This chapter examines the possibilities of the ‘bystander intervention model’ to explore the decision making of health and social care professionals when detecting and attempting to prevent financial elder abuse. It is often suggested that the cases that come to the attention of professionals represent the ‘tip of the iceberg’. If this is the case, argue M Gilhooly, Cairns, Davies, K Gilhooly and Harries, at various points in the decision making process professionals must be deciding not to intervene. Although this UK study goes some way to explaining why professionals find it difficult to detect financial elder abuse, or fail to act when they suspect such abuse, the study also revealed that many professionals do play safe and act even when in doubt. The finding that ‘mental capacity’ was a key determinant of both certainty that abuse was taking place, and likelihood of intervention, is concerning. Prevention requires that such abuse is detected well before an older person loses mental capacity.
We investigated family caring using established questions from national surveys of 1,206 adults aged 40+ from six minority ethnic communities in England and Wales. We included in our analysis factors that predisposed caring (age, sex, marital status and household composition) and enabled caring (health, material resources, education, employment and cultural values). In the general population, 15% of adults are family carers.
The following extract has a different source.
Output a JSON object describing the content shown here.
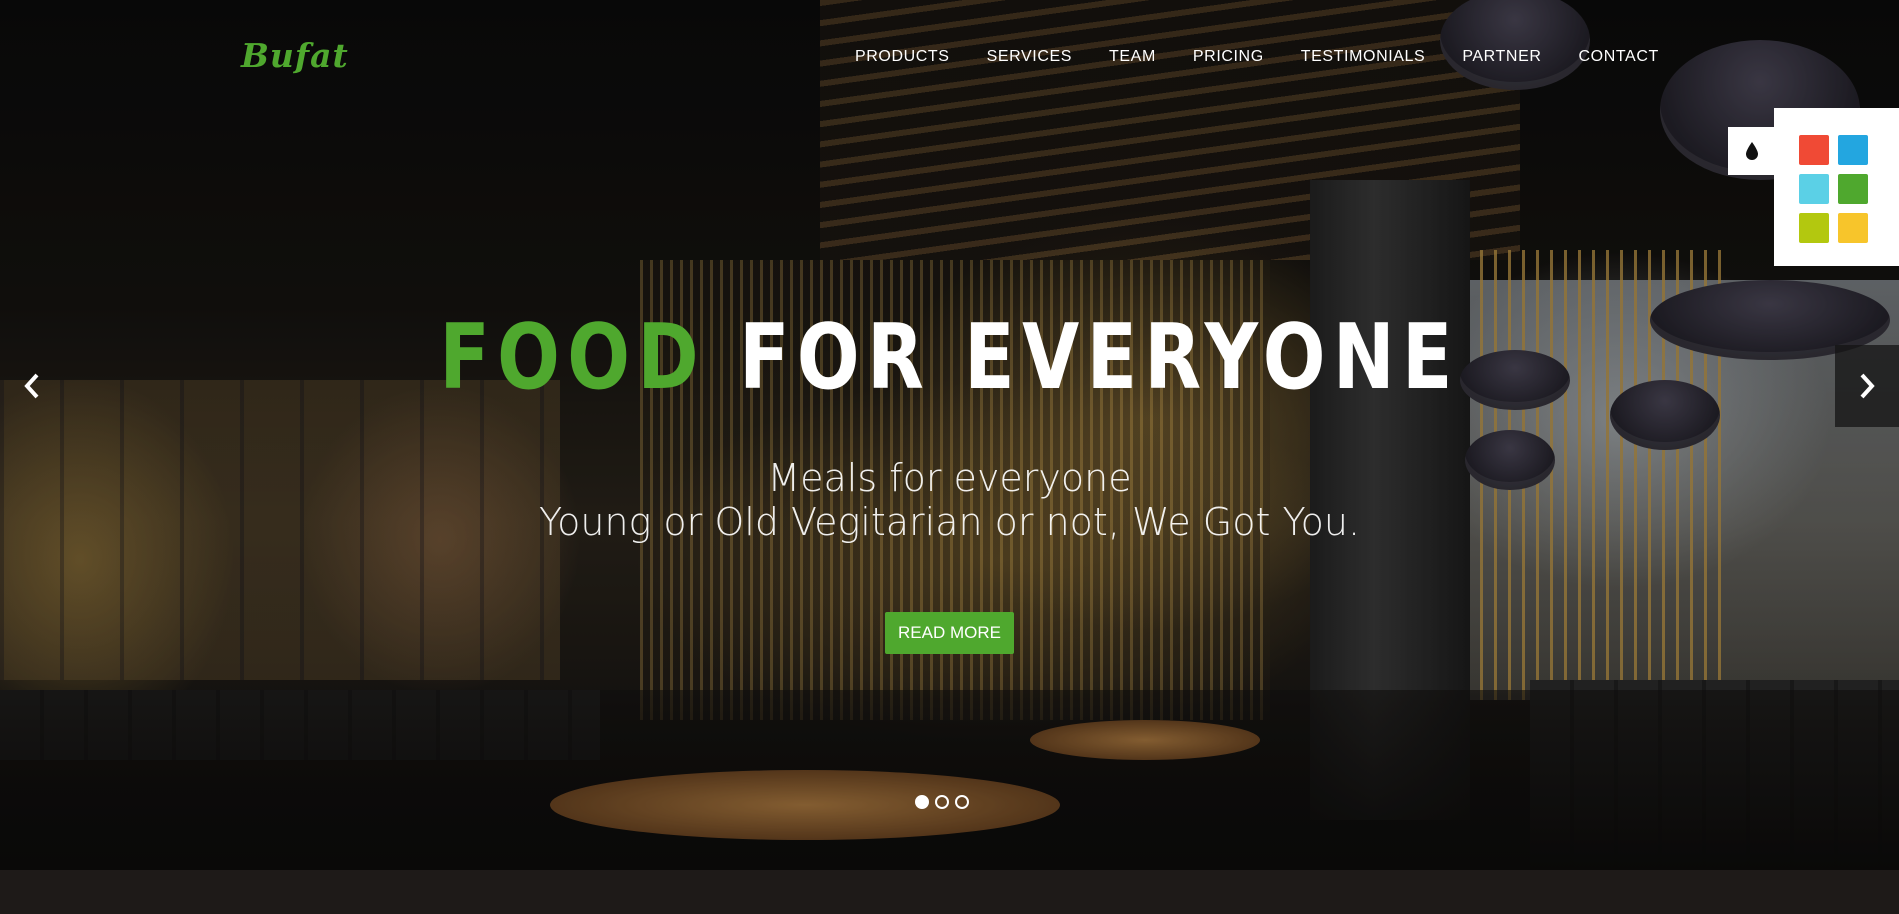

Three groups reported lower levels of caring (Black African [12%], Chinese [11%] and Black Caribbean [9%]) and three reported higher levels of caring (Indian [23%], Pakistani [17%] and Bangladeshi [18%]). However, ethnicity predicted caring independent of other factors only for the Indian group.
This chapter presents a comprehensive introduction to the major gerontological topic of participation and social connectivity based on eleven separate NDA projects. Looking at Brazil, India, and South Africa, the chapter begins with a summary of the critical importance of participation to health and well-being in later life. It challenges negative stereotypes of ageing and older people, such as declining participation. It shows that older people do participate and are often tenacious in this but they are often confronted with multiple barriers that prevent them from doing so. The chapter concludes by citing examples on how to improve meaningful participation in later life, which ranges from community arts to literature.